Lipids (from the Greek. lipos - fat) is a group of compounds that differ in their chemical structure, content in the body of animals, plants and microbes and biological role, but have some similar physico-chemical properties (the insolubility in water and aqueous salt solutions, solubility in organic solvents - benzene, chloroform, ether, alcohol, acetone). The term "lipids" is more General than the term "lipids", which brings together a group of so-called fat-like substances (phosphatides, cerebrosides, waxes and other), but not true fats (triglycerides).
Are distinguished: 1) simple lipids, 2) a complex of lipids and 3) L. derivative among the simple L. are esters of fatty acids with various alcohols (true fats are esters of fatty acids and glycerine), waxes (esters of fatty acids and cetyl or other monatomic alcohols with long straight chain), ethers of fat acids and cholesterol (steady and cholesteric), esters of vitamin palmitic or stearic acids, ethers of Complex vitamin D. L., excluding esters of fatty acids and alcohols contain other groups. To the complex include L. phosphatides (see) or phospholipids [esters of fatty acids from the glycerin, which are attached to various nitrogenous base (choline, ethanolamine) or Inositol and phosphoric acid] and glycolipids, or cerebrosides (see), which are composed of fatty acids (Ognianova, Cherepanova, Neronova), nitrogenous bases (sphingosine, digidropiridina) and sugar (galactose). To glycolipids are also gangliosides (found in the gray matter of the brain; consist of sphingosine, stearic acid, neuraminic acid and hexoses) and sulfatide (cerebrosides, with the remaining sulfuric acid).
Derivatives of simple and complex lipids (or the breakdown products of substances contained in them), some free sterols and other compounds with common with the Leningrad physico-chemical properties form the third group of lipids. This is diglycerides, monoglycerides and free fatty acids, formed by the disintegration of fats, high molecular weight alcohols with long straight chain, which are products of the fission waxes, alcohols containing IP ring (vitamin a-alcohol and a number of carotene), available sterols (cholesterol, vitamin D, vitamin E and K, as well as a number of glucosides plant steroids, particularly glucosides digitalis and saponins, and some intermediate products of synthesis of sterols (hydrocarbon squalene).

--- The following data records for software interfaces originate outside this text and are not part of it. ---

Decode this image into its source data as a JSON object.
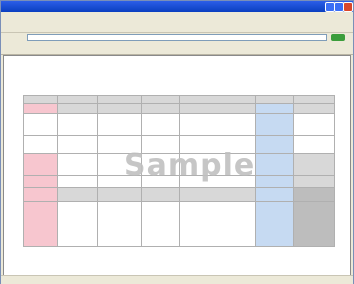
{
  "window": {
    "title": "",
    "minimize": "",
    "maximize": "",
    "close": ""
  },
  "menubar": {
    "items": [
      "",
      "",
      "",
      "",
      "",
      ""
    ]
  },
  "toolbar": {
    "items": [
      "",
      "",
      "",
      "",
      "",
      "",
      "",
      ""
    ]
  },
  "address": {
    "label": "",
    "value": "",
    "go": ""
  },
  "links": {
    "label": "",
    "items": [
      "",
      "",
      "",
      "",
      ""
    ]
  },
  "page": {
    "breadcrumb": "",
    "heading_line1": "",
    "heading_line2": "",
    "watermark": "Sample",
    "bottom_link": ""
  },
  "schedule": {
    "rows": [
      [
        "",
        "",
        "",
        "",
        "",
        "",
        ""
      ],
      [
        "",
        "",
        "",
        "",
        "",
        "",
        ""
      ],
      [
        "",
        "",
        "",
        "",
        "",
        "",
        ""
      ],
      [
        "",
        "",
        "",
        "",
        "",
        "",
        ""
      ],
      [
        "",
        "",
        "",
        "",
        "",
        "",
        ""
      ],
      [
        "",
        "",
        "",
        "",
        "",
        "",
        ""
      ],
      [
        "",
        "",
        "",
        "",
        "",
        "",
        ""
      ],
      [
        "",
        "",
        "",
        "",
        "",
        "",
        ""
      ]
    ]
  },
  "status": {
    "left": "",
    "right": ""
  },
  "colors": {
    "pink": "#f7c6cf",
    "blue": "#c6daf2",
    "gray": "#d8d8d8",
    "dark_gray": "#bdbdbd",
    "link": "#1f3c9e",
    "titlebar": "#0a3fc0"
  }
}
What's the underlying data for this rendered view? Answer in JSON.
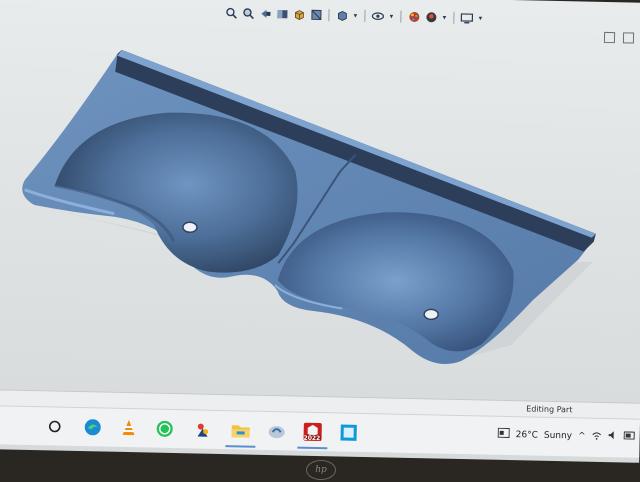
{
  "statusbar": {
    "text": "Editing Part"
  },
  "heads_up_toolbar": {
    "icons": [
      "zoom-to-fit-icon",
      "zoom-area-icon",
      "previous-view-icon",
      "section-view-icon",
      "view-orientation-icon",
      "display-style-icon",
      "hide-show-icon",
      "edit-appearance-icon",
      "apply-scene-icon",
      "view-settings-icon"
    ]
  },
  "taskbar": {
    "apps": [
      "search",
      "edge",
      "vlc",
      "whatsapp",
      "solidworks-explorer",
      "file-explorer",
      "apps",
      "solidworks-2022",
      "screen"
    ],
    "solidworks_badge": "2022",
    "weather": {
      "temperature": "26°C",
      "condition": "Sunny"
    }
  },
  "bezel": {
    "logo": "hp"
  },
  "colors": {
    "model_blue": "#5b7fa8",
    "taskbar_bg": "#f1f2f3"
  }
}
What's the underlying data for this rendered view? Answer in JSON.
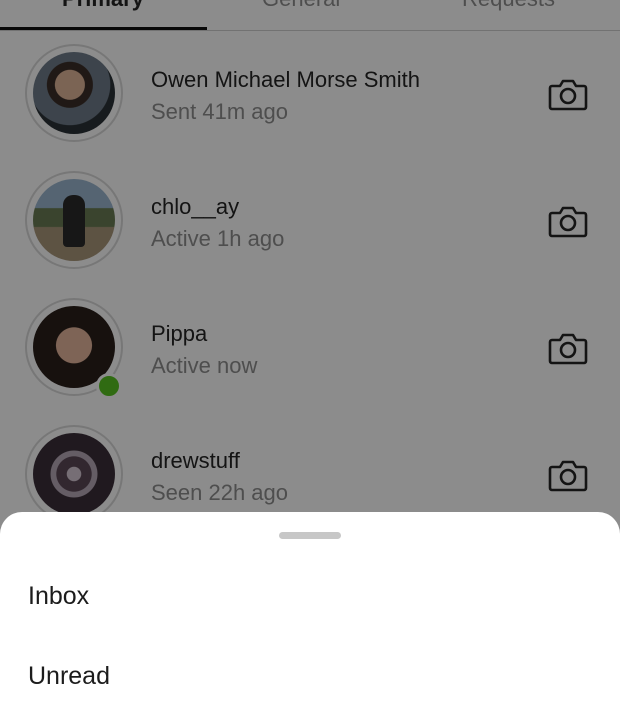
{
  "tabs": [
    "Primary",
    "General",
    "Requests"
  ],
  "contacts": [
    {
      "name": "Owen Michael Morse Smith",
      "status": "Sent 41m ago",
      "online": false
    },
    {
      "name": "chlo__ay",
      "status": "Active 1h ago",
      "online": false
    },
    {
      "name": "Pippa",
      "status": "Active now",
      "online": true
    },
    {
      "name": "drewstuff",
      "status": "Seen 22h ago",
      "online": false
    }
  ],
  "sheet": {
    "options": [
      "Inbox",
      "Unread"
    ]
  },
  "colors": {
    "online": "#58c322",
    "secondary_text": "#8e8e8e",
    "primary_text": "#262626"
  },
  "icons": {
    "row_action": "camera-icon"
  }
}
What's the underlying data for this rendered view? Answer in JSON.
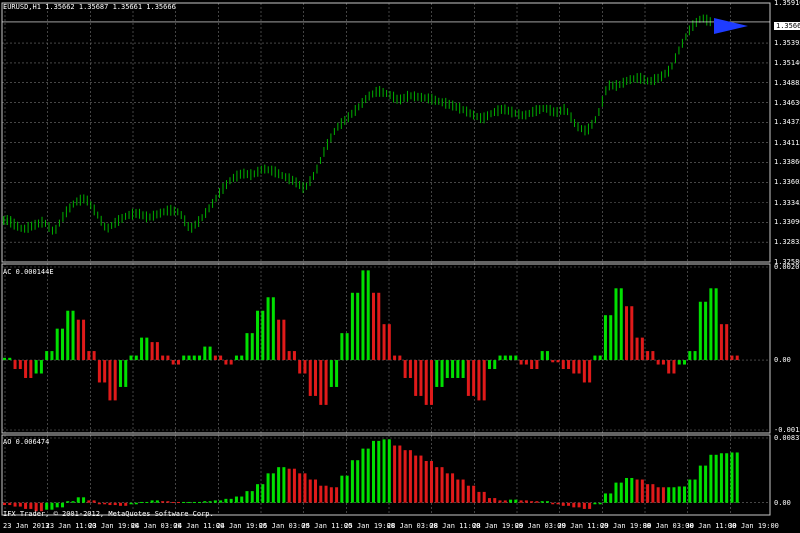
{
  "header": {
    "symbol_label": "EURUSD,H1  1.35662 1.35687 1.35661 1.35666",
    "ac_label": "AC 0.000144E",
    "ao_label": "AO 0.006474",
    "current_price": "1.35666"
  },
  "right_axis": {
    "price_ticks": [
      "1.35910",
      "1.35395",
      "1.35140",
      "1.34885",
      "1.34630",
      "1.34375",
      "1.34115",
      "1.33860",
      "1.33605",
      "1.33345",
      "1.33090",
      "1.32835",
      "1.32580"
    ],
    "ac_ticks": [
      "0.002075",
      "0.00",
      "-0.00156"
    ],
    "ao_ticks": [
      "0.008373",
      "0.00"
    ]
  },
  "time_axis": [
    "23 Jan 2013",
    "23 Jan 11:00",
    "23 Jan 19:00",
    "24 Jan 03:00",
    "24 Jan 11:00",
    "24 Jan 19:00",
    "25 Jan 03:00",
    "25 Jan 11:00",
    "25 Jan 19:00",
    "28 Jan 03:00",
    "28 Jan 11:00",
    "28 Jan 19:00",
    "29 Jan 03:00",
    "29 Jan 11:00",
    "29 Jan 19:00",
    "30 Jan 03:00",
    "30 Jan 11:00",
    "30 Jan 19:00"
  ],
  "copyright": "IFX Trader, © 2001-2012, MetaQuotes Software Corp.",
  "colors": {
    "background": "#000000",
    "grid": "#707070",
    "candles": "#00b000",
    "bar_up": "#00e000",
    "bar_down": "#e01a1a",
    "axis_text": "#ffffff",
    "arrow": "#1e3cff"
  },
  "chart_data": [
    {
      "type": "line",
      "title": "EURUSD,H1",
      "x_range": [
        "23 Jan 2013",
        "30 Jan 19:00"
      ],
      "ylim": [
        1.3258,
        1.3591
      ],
      "series": [
        {
          "name": "EURUSD",
          "values": [
            1.3312,
            1.3308,
            1.33,
            1.3305,
            1.331,
            1.3296,
            1.332,
            1.3335,
            1.334,
            1.3322,
            1.33,
            1.331,
            1.3318,
            1.3321,
            1.3315,
            1.332,
            1.3325,
            1.3322,
            1.33,
            1.3312,
            1.333,
            1.335,
            1.3365,
            1.3372,
            1.337,
            1.3378,
            1.3375,
            1.3368,
            1.3362,
            1.3352,
            1.3372,
            1.3405,
            1.343,
            1.3442,
            1.3455,
            1.347,
            1.3478,
            1.3474,
            1.3466,
            1.3472,
            1.347,
            1.3468,
            1.3464,
            1.346,
            1.3455,
            1.3448,
            1.3442,
            1.345,
            1.3455,
            1.345,
            1.3446,
            1.3452,
            1.3456,
            1.345,
            1.3455,
            1.3433,
            1.3426,
            1.3444,
            1.3485,
            1.3485,
            1.3492,
            1.3495,
            1.349,
            1.3495,
            1.3505,
            1.3535,
            1.356,
            1.3572,
            1.3566
          ]
        }
      ]
    },
    {
      "type": "bar",
      "title": "AC 0.000144E",
      "ylim": [
        -0.00156,
        0.002075
      ],
      "series": [
        {
          "name": "AC",
          "values": [
            5e-05,
            -0.0002,
            -0.0004,
            -0.0003,
            0.0002,
            0.0007,
            0.0011,
            0.0009,
            0.0002,
            -0.0005,
            -0.0009,
            -0.0006,
            0.0001,
            0.0005,
            0.0004,
            0.0001,
            -0.0001,
            0.0001,
            0.0001,
            0.0003,
            0.0001,
            -0.0001,
            0.0001,
            0.0006,
            0.0011,
            0.0014,
            0.0009,
            0.0002,
            -0.0003,
            -0.0008,
            -0.001,
            -0.0006,
            0.0006,
            0.0015,
            0.002,
            0.0015,
            0.0008,
            0.0001,
            -0.0004,
            -0.0008,
            -0.001,
            -0.0006,
            -0.0004,
            -0.0004,
            -0.0008,
            -0.0009,
            -0.0002,
            0.0001,
            0.0001,
            -0.0001,
            -0.0002,
            0.0002,
            -5e-05,
            -0.0002,
            -0.0003,
            -0.0005,
            0.0001,
            0.001,
            0.0016,
            0.0012,
            0.0005,
            0.0002,
            -0.0001,
            -0.0003,
            -0.0001,
            0.0002,
            0.0013,
            0.0016,
            0.0008,
            0.0001
          ]
        }
      ]
    },
    {
      "type": "bar",
      "title": "AO 0.006474",
      "ylim": [
        -0.0012,
        0.008373
      ],
      "series": [
        {
          "name": "AO",
          "values": [
            -0.0003,
            -0.0005,
            -0.0008,
            -0.0011,
            -0.0009,
            -0.0006,
            0.0002,
            0.0007,
            0.0003,
            -0.0002,
            -0.0003,
            -0.0004,
            -0.0002,
            0.0001,
            0.0003,
            0.0002,
            0.0001,
            0.0001,
            0.0001,
            0.0002,
            0.0003,
            0.0005,
            0.0008,
            0.0015,
            0.0024,
            0.0038,
            0.0046,
            0.0044,
            0.0038,
            0.003,
            0.0022,
            0.002,
            0.0035,
            0.0055,
            0.007,
            0.008,
            0.0082,
            0.0074,
            0.0068,
            0.0061,
            0.0054,
            0.0046,
            0.0038,
            0.003,
            0.0022,
            0.0014,
            0.0006,
            0.0003,
            0.0004,
            0.0003,
            0.0002,
            0.0002,
            -0.0002,
            -0.0004,
            -0.0006,
            -0.0008,
            -0.0002,
            0.0012,
            0.0026,
            0.0032,
            0.003,
            0.0024,
            0.002,
            0.002,
            0.0021,
            0.003,
            0.0048,
            0.0062,
            0.0064,
            0.0065
          ]
        }
      ]
    }
  ]
}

From soybean oil allocated fraction of lipids, composed of glycerol and fatty acids, phosphoric acid, Inositol, ethanolamine, galactose, arabinose and tartaric acid and called opositora. Liposinol is part of the brain and spinal cord.